I started my blog because I couldn't find what I was looking for already out there. Blogs were just filled with so much snark and judgment, so it was hard to accept that everyone felt the same. So I began blogging about what mattered to me: spirituality, personal growth, and humanitarianism.
The term "Conscious Perspective" was exactly the combination of words I was looking for. I define a "conscious perspective" as this: the ability to asses a situation, person, or experience with non-judgment, compassion, and tolerance.
I've created this little home online that I hope challenges readers' thoughts, brings comfort to let them know they are not alone, and provides a little inspiration when they are feeling down.
8. How has your way of thinking — your self — evolved throughout your 20s?
I don't think words can't properly describe how much shifting and evolving we are capable of in our 20s. I didn't change much from 20 to 25, but 25 onward were major years for me; and it wasn't a natural, or should I say effortless, evolution for me. It was forced and it was painful.
9. What forced you to change?
The root of all of my growth was recognizing that I lived my life in fear, and having kids really brought those fears to the surface. I worried about them, their health, our health. I suffered from anxiety for the first time in my life, though I had always struggled with depression.
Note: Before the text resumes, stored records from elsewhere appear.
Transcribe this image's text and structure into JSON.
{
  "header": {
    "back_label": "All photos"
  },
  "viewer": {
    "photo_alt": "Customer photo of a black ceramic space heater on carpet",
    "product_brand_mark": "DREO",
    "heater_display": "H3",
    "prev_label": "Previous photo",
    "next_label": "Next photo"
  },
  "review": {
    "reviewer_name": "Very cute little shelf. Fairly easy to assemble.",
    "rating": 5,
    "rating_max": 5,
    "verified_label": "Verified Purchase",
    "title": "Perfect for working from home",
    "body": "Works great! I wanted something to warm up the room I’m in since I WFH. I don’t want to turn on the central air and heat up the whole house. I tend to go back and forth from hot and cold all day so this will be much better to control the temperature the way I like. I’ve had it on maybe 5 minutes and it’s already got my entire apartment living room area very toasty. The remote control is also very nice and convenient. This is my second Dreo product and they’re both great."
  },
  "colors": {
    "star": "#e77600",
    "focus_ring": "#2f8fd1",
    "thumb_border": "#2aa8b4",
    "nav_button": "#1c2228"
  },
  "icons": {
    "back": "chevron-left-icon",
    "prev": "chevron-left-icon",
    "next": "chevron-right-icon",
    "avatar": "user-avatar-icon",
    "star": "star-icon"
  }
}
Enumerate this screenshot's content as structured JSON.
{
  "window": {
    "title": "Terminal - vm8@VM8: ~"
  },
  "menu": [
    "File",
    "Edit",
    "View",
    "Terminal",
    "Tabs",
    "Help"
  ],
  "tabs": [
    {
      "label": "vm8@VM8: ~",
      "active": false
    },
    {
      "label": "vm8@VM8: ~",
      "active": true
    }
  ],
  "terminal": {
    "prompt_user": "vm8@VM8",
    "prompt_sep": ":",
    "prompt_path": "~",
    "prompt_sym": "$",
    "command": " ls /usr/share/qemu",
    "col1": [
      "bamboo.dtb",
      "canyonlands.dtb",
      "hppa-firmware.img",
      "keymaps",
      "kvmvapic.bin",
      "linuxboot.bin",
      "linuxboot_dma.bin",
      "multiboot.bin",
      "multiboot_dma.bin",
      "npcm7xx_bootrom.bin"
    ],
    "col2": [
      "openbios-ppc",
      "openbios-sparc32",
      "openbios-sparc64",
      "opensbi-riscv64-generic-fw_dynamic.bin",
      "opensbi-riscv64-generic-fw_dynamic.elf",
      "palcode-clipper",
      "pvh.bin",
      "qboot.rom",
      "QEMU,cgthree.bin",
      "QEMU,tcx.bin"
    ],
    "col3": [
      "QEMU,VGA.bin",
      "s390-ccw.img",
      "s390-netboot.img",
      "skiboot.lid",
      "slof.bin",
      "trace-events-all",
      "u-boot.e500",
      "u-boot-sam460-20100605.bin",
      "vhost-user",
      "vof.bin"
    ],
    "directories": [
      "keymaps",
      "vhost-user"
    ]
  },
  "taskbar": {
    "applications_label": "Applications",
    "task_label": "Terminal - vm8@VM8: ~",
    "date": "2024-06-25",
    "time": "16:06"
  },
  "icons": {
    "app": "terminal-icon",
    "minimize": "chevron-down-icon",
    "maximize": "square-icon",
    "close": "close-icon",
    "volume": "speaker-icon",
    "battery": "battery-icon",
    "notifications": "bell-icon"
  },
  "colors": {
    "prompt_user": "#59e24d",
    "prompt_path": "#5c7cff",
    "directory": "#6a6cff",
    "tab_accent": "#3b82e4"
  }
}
I hit rock bottom and slowly built my way back up. I had to go back to square one and change my thought patterns completely. I had to remind myself that my gut reactions were telling me lies, and to run the other way.
This five-year progression has given me a new lease on life and has allowed me to become more compassionate, open, and accepting. I still falter. I still judge sometimes. Get angry or jealous or resentful, but at the core I have a sense of peace that I always go back to.
10. If you could go back to your 20-year-old self and tell her something, what would it be?
Drop everything and start exploring what is happening inside of you. Stop looking outside of yourself for happiness. You will save yourself years of heartache, depression and confusion!